#### Activity:
Taking the listing below line by line, tally those that contain the string "value". Give the total alone.

#### Data to examine:
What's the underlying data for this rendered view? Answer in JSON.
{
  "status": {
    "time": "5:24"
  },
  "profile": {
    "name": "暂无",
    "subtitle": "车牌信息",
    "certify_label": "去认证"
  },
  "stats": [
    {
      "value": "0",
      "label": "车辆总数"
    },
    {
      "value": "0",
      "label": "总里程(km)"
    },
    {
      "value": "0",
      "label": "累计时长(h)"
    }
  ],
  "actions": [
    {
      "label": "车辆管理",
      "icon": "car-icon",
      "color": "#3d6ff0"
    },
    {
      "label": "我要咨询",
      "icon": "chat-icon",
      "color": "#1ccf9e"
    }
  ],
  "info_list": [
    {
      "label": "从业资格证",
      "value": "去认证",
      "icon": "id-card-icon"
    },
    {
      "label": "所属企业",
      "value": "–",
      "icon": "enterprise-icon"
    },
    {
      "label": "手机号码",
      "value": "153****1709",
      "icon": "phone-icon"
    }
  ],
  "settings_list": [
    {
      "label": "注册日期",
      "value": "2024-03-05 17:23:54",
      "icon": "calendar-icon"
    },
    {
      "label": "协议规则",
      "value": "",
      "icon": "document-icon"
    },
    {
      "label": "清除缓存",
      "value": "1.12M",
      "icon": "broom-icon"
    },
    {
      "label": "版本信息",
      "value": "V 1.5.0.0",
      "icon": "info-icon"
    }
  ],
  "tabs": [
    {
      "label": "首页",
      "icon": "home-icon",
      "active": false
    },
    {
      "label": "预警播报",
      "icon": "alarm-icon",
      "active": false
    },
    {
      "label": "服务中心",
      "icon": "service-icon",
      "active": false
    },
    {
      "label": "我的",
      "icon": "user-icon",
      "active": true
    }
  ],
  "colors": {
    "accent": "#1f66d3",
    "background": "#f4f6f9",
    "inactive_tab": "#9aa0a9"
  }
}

#### Task output:
10